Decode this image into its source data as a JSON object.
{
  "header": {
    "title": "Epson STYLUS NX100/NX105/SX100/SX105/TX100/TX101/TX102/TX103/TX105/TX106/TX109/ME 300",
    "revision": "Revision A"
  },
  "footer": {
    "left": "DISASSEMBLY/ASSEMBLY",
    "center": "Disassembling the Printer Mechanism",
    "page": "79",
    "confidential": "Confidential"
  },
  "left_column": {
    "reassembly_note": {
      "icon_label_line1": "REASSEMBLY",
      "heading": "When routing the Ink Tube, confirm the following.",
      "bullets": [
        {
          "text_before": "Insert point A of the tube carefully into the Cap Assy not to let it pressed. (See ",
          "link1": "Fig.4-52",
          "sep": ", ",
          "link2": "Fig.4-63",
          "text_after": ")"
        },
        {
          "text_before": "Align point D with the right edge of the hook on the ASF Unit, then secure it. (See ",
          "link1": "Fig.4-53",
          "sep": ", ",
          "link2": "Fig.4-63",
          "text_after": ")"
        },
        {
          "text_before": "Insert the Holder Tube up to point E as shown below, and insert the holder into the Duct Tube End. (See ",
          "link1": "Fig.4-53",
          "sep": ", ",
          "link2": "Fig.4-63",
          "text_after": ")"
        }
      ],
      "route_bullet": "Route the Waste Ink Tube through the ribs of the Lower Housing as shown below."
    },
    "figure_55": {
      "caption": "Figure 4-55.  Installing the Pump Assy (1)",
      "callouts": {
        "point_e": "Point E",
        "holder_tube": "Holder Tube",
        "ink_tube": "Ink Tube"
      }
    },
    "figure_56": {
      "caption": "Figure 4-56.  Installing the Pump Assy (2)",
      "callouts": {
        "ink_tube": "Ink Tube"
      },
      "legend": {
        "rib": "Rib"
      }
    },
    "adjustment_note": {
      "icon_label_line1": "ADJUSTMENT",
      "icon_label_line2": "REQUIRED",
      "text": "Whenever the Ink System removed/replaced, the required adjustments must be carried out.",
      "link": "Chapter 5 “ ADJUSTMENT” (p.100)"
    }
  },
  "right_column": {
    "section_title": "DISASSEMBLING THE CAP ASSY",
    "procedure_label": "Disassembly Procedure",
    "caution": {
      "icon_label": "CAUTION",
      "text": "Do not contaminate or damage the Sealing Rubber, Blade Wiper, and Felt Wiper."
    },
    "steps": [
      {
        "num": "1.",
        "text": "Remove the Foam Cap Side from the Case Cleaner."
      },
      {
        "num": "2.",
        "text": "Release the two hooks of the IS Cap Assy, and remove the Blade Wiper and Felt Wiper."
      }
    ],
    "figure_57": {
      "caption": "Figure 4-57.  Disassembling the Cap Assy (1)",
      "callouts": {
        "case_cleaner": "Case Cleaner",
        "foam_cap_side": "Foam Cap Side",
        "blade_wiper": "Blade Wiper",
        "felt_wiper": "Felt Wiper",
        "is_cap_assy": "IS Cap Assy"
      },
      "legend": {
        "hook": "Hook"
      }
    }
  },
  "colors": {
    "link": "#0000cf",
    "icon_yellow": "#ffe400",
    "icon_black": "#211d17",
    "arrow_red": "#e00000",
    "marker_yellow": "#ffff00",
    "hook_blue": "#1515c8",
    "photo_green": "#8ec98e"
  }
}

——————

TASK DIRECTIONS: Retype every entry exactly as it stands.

RESPONSE AREA:
Decode this image into its source data as a JSON object.
{
  "header": {
    "title": "Epson STYLUS NX100/NX105/SX100/SX105/TX100/TX101/TX102/TX103/TX105/TX106/TX109/ME 300",
    "revision": "Revision A"
  },
  "footer": {
    "left": "DISASSEMBLY/ASSEMBLY",
    "center": "Disassembling the Printer Mechanism",
    "page": "79",
    "confidential": "Confidential"
  },
  "left_column": {
    "reassembly_note": {
      "icon_label_line1": "REASSEMBLY",
      "heading": "When routing the Ink Tube, confirm the following.",
      "bullets": [
        {
          "text_before": "Insert point A of the tube carefully into the Cap Assy not to let it pressed. (See ",
          "link1": "Fig.4-52",
          "sep": ", ",
          "link2": "Fig.4-63",
          "text_after": ")"
        },
        {
          "text_before": "Align point D with the right edge of the hook on the ASF Unit, then secure it. (See ",
          "link1": "Fig.4-53",
          "sep": ", ",
          "link2": "Fig.4-63",
          "text_after": ")"
        },
        {
          "text_before": "Insert the Holder Tube up to point E as shown below, and insert the holder into the Duct Tube End. (See ",
          "link1": "Fig.4-53",
          "sep": ", ",
          "link2": "Fig.4-63",
          "text_after": ")"
        }
      ],
      "route_bullet": "Route the Waste Ink Tube through the ribs of the Lower Housing as shown below."
    },
    "figure_55": {
      "caption": "Figure 4-55.  Installing the Pump Assy (1)",
      "callouts": {
        "point_e": "Point E",
        "holder_tube": "Holder Tube",
        "ink_tube": "Ink Tube"
      }
    },
    "figure_56": {
      "caption": "Figure 4-56.  Installing the Pump Assy (2)",
      "callouts": {
        "ink_tube": "Ink Tube"
      },
      "legend": {
        "rib": "Rib"
      }
    },
    "adjustment_note": {
      "icon_label_line1": "ADJUSTMENT",
      "icon_label_line2": "REQUIRED",
      "text": "Whenever the Ink System removed/replaced, the required adjustments must be carried out.",
      "link": "Chapter 5 “ ADJUSTMENT” (p.100)"
    }
  },
  "right_column": {
    "section_title": "DISASSEMBLING THE CAP ASSY",
    "procedure_label": "Disassembly Procedure",
    "caution": {
      "icon_label": "CAUTION",
      "text": "Do not contaminate or damage the Sealing Rubber, Blade Wiper, and Felt Wiper."
    },
    "steps": [
      {
        "num": "1.",
        "text": "Remove the Foam Cap Side from the Case Cleaner."
      },
      {
        "num": "2.",
        "text": "Release the two hooks of the IS Cap Assy, and remove the Blade Wiper and Felt Wiper."
      }
    ],
    "figure_57": {
      "caption": "Figure 4-57.  Disassembling the Cap Assy (1)",
      "callouts": {
        "case_cleaner": "Case Cleaner",
        "foam_cap_side": "Foam Cap Side",
        "blade_wiper": "Blade Wiper",
        "felt_wiper": "Felt Wiper",
        "is_cap_assy": "IS Cap Assy"
      },
      "legend": {
        "hook": "Hook"
      }
    }
  },
  "colors": {
    "link": "#0000cf",
    "icon_yellow": "#ffe400",
    "icon_black": "#211d17",
    "arrow_red": "#e00000",
    "marker_yellow": "#ffff00",
    "hook_blue": "#1515c8",
    "photo_green": "#8ec98e"
  }
}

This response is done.